*** DATASET RECORDS Section Begins ***
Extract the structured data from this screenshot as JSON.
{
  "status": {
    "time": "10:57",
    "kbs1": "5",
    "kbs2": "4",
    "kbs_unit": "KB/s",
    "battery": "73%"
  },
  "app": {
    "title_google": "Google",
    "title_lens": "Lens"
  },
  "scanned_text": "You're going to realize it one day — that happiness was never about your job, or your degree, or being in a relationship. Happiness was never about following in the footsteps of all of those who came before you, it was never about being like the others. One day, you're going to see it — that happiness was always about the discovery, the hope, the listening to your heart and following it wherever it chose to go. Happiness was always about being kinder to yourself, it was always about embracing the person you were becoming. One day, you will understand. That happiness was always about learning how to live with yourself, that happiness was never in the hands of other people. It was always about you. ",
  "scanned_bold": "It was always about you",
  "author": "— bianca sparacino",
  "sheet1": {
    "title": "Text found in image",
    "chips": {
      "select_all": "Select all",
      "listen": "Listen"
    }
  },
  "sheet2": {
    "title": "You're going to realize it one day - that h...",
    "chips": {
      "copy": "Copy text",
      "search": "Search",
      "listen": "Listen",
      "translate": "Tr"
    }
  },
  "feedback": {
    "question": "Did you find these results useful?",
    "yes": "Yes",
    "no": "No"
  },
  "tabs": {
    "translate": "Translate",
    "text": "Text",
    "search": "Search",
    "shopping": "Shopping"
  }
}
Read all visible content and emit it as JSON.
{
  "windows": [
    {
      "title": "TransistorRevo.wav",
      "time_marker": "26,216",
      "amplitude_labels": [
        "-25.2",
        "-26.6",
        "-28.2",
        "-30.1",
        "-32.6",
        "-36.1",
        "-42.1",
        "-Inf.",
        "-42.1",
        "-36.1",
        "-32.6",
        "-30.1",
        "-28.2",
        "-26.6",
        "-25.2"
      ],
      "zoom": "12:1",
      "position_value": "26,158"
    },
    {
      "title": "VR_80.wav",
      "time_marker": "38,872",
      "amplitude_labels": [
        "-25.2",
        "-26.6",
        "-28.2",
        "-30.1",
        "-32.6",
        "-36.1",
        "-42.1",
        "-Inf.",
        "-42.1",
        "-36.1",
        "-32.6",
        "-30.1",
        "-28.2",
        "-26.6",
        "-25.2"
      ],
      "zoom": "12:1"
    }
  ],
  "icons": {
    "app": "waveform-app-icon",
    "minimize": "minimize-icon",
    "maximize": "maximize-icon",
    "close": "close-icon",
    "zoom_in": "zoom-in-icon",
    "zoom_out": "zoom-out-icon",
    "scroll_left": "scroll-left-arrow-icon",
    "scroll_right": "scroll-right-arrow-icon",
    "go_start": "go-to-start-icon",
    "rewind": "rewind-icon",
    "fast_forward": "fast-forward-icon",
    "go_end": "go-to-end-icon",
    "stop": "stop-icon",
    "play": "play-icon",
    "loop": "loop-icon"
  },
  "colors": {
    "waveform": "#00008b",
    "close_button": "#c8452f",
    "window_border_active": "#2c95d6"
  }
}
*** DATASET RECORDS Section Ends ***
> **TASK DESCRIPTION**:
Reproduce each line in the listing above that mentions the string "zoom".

> **TASK RESPONSE**:
      "zoom": "12:1",
      "zoom": "12:1"
    "zoom_in": "zoom-in-icon",
    "zoom_out": "zoom-out-icon",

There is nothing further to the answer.